New Year resolutions are easy to make and harder to keep. Sometimes it is good to have a helping hand to remind you of what you should be doing, or how hard it is to keep doing the right thing.
This is where fitness blogs come into their own. Whether they are motivational and inspirational accounts of how someone lost ten stone and now runs sub-three-hour marathons; or blogs that give top tips on the best way to build bi-ceps or even an account of how difficult it is to get the runners on and leave the sanctuary of the sofa.
The problem is the vast number of blogs out there. And like anything in life, there are excellent blogs, good blogs and then there are some awful ones.
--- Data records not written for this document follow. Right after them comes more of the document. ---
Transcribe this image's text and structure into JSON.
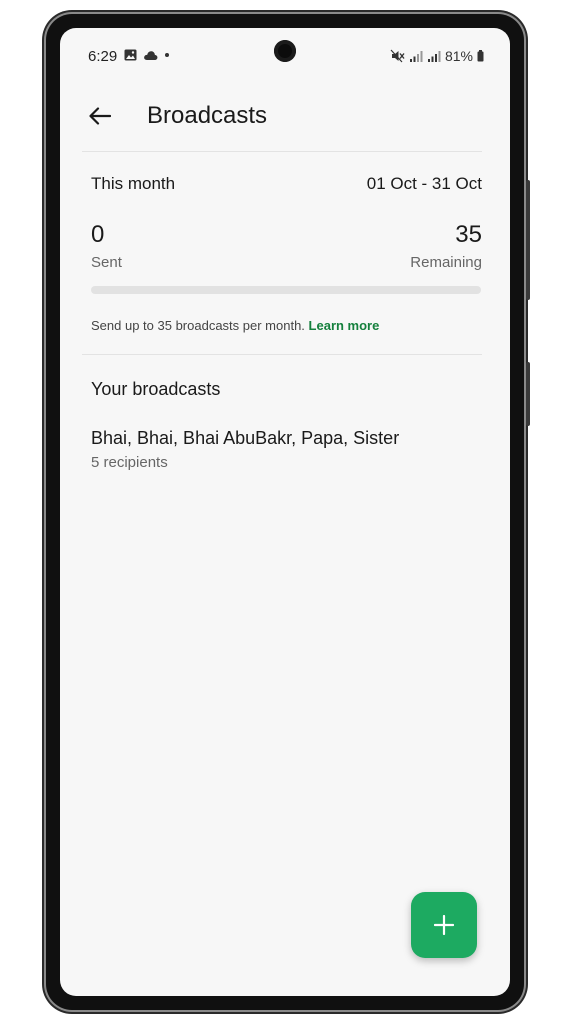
{
  "status_bar": {
    "time": "6:29",
    "battery": "81%",
    "icons": [
      "gallery-icon",
      "cloud-icon",
      "dot-icon",
      "mute-icon",
      "signal-icon",
      "signal-icon",
      "battery-icon"
    ]
  },
  "app_bar": {
    "title": "Broadcasts",
    "back_icon": "arrow-left-icon"
  },
  "period": {
    "label": "This month",
    "range": "01 Oct - 31 Oct"
  },
  "counts": {
    "sent_value": "0",
    "sent_label": "Sent",
    "remaining_value": "35",
    "remaining_label": "Remaining",
    "progress_fraction": 0
  },
  "info": {
    "text": "Send up to 35 broadcasts per month.",
    "link": "Learn more"
  },
  "broadcasts": {
    "section_title": "Your broadcasts",
    "items": [
      {
        "name": "Bhai, Bhai, Bhai AbuBakr, Papa, Sister",
        "recipients": "5 recipients"
      }
    ]
  },
  "fab": {
    "icon": "plus-icon"
  },
  "colors": {
    "accent": "#1daa61",
    "link": "#15803d",
    "track": "#e2e2e2",
    "background": "#f7f7f7"
  }
}
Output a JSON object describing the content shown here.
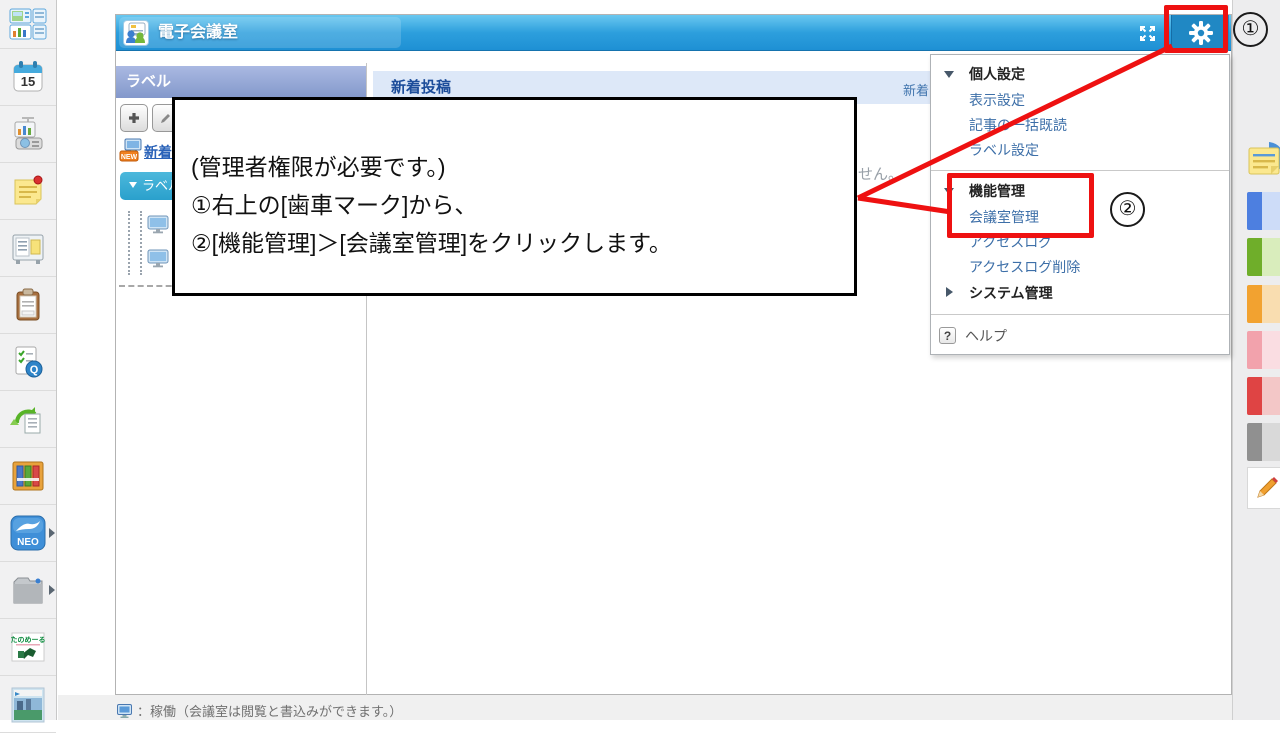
{
  "app": {
    "title": "電子会議室"
  },
  "sidebar": {
    "items": [
      {
        "name": "portal"
      },
      {
        "name": "schedule",
        "label": "15"
      },
      {
        "name": "facility-reservation"
      },
      {
        "name": "memo"
      },
      {
        "name": "bulletin-board"
      },
      {
        "name": "document"
      },
      {
        "name": "survey"
      },
      {
        "name": "workflow"
      },
      {
        "name": "cabinet"
      },
      {
        "name": "neo",
        "label": "NEO"
      },
      {
        "name": "folder"
      },
      {
        "name": "tanomail",
        "label": "たのめーる"
      },
      {
        "name": "banner"
      }
    ]
  },
  "label_panel": {
    "title": "ラベル",
    "new_badge": "NEW",
    "new_link": "新着",
    "tree_toggle_label": "ラベル"
  },
  "main": {
    "heading": "新着投稿",
    "heading_right_fragment": "新着",
    "empty_message_fragment": "せん。"
  },
  "settings_menu": {
    "items": [
      {
        "type": "section",
        "label": "個人設定",
        "expanded": true
      },
      {
        "type": "link",
        "label": "表示設定"
      },
      {
        "type": "link",
        "label": "記事の一括既読"
      },
      {
        "type": "link",
        "label": "ラベル設定"
      },
      {
        "type": "divider"
      },
      {
        "type": "section",
        "label": "機能管理",
        "expanded": true
      },
      {
        "type": "link",
        "label": "会議室管理"
      },
      {
        "type": "link",
        "label": "アクセスログ"
      },
      {
        "type": "link",
        "label": "アクセスログ削除"
      },
      {
        "type": "section",
        "label": "システム管理",
        "expanded": false
      },
      {
        "type": "divider"
      },
      {
        "type": "help",
        "label": "ヘルプ",
        "icon_label": "?"
      }
    ]
  },
  "annotation": {
    "note_lines": [
      "(管理者権限が必要です。)",
      "①右上の[歯車マーク]から、",
      "②[機能管理]＞[会議室管理]をクリックします。"
    ],
    "step1_marker": "①",
    "step2_marker": "②",
    "highlight_color": "#ee1111"
  },
  "legend": {
    "text": "：稼働（会議室は閲覧と書込みができます。）"
  },
  "colors": {
    "header_blue": "#2d9fdd",
    "menu_link_blue": "#3d6fa8",
    "accent_red": "#ee1111",
    "label_header": "#8398cb",
    "band_blue": "#dde8f8"
  }
}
It is often just a case of having a look and making a call.
However, we thought we would give you a helping hand by highlighting five blogs that are readable, entertaining and helpful. They offer different perspectives to the health and fitness angle, but hopefully one or more might strike a chord with you. We are also really happy to hear your own suggestions if you have discovered health and fitness blogs that have helped you in your quest for a fit and healthy lifestyle.
1. Born Fitness (www.bornfitness.com)Adam Bornstein is a no-nonsense blogger, whose site Born Fitness looks at topics ranging from healthy meal plans, great workouts, attitude towards fitness and making fitness fun. His blog is relevant to anyone interested in a healthy lifestyle, whatever their level of fitness.
Here are some words of wisdom from Born Fitness: “If you’re like most guys, you treat stretching like hair conditioner: great in theory, but not worth your time. But if you want sleeve-expanding arms, a good stretch is invaluable.”
2. Lift Like A Girl (www.niashanks.com)Nia Shanks has taken her own life experiences and translated them into this inspiring blog that aims to show women that it is more than okay to lift weights. In Lift Like A Girl she writes in-depth, detailed posts on techniques, training programmes, reaching new levels of performance and adds some honest opinions on topics such as bulimia and binge eating disorders.
Nia says: “Many years ago I experienced a huge transition. I decided that my health and fitness routine would no longer define me, and it wouldn’t control my life. I would no longer be how I ate or my workout schedule. It was time for health and fitness to be a tool that would allow me live a more awesome, fulfilling life.”
3. The American Council on Fitness (acefitness.org)
This is the go-to site for professional tips on every aspect of health and fitness. Some articles are aimed at health and fitness professionals, but every article is written by an expert in their field and covers the latest thinking on everything from workouts to behaviour change.
Words of wisdom: “Whether or not you had resolutions or were able to keep them is not that important. What is important is recognising the growth you have achieved over the past 12 months. Now is a great opportunity to write down those achievements and to reflect on the past year by identifying any barriers that might have gotten in the way of reaching any of your goals.”
This blog is for those people who like to see the lighter side of life. Tess Agnew’s blog is not packed with tips on a better technique or how to train for a marathon, but it is an honest account of the highs and lows of staying active and, as such, it is both readable and a blog many of us can relate to.
4. FitBits (www.thefitbits.com)
Tess’s words of wisdom after running the Brighton marathon: "I started to count the number of people I picked off during the last few miles but lost count at 55 and got distracted by a water station. Does that make me an arsehole?”
This is one for the serious fitness follower. Breaking Muscle is jam-packed with advice, discussion, news and reviews about anything current in the world of health and fitness. It is written by a team of coaches, trainers and fitness junkies and is a go-to site for anyone interested in increasing their knowledge around health and fitness.
5. Breaking Muscle (breakingmuscle.co.uk)
Words of wisdom: “The majority of athletes set numbers or competition results as a measure of progress. There are two sides to this tendency. Numbers are specific and measurable and you can tell instantly if you’ve achieved them. But sometimes they can create a feeling of failure if you haven’t quite hit them. The goals and targets you set can sometimes take you away from what you actually intended to achieve. Let’s put it another way. If you had a deadlift target, a half marathon time, or a number of inches to lose and you didn’t achieve them, was this year a failure? In most circumstances, probably not.”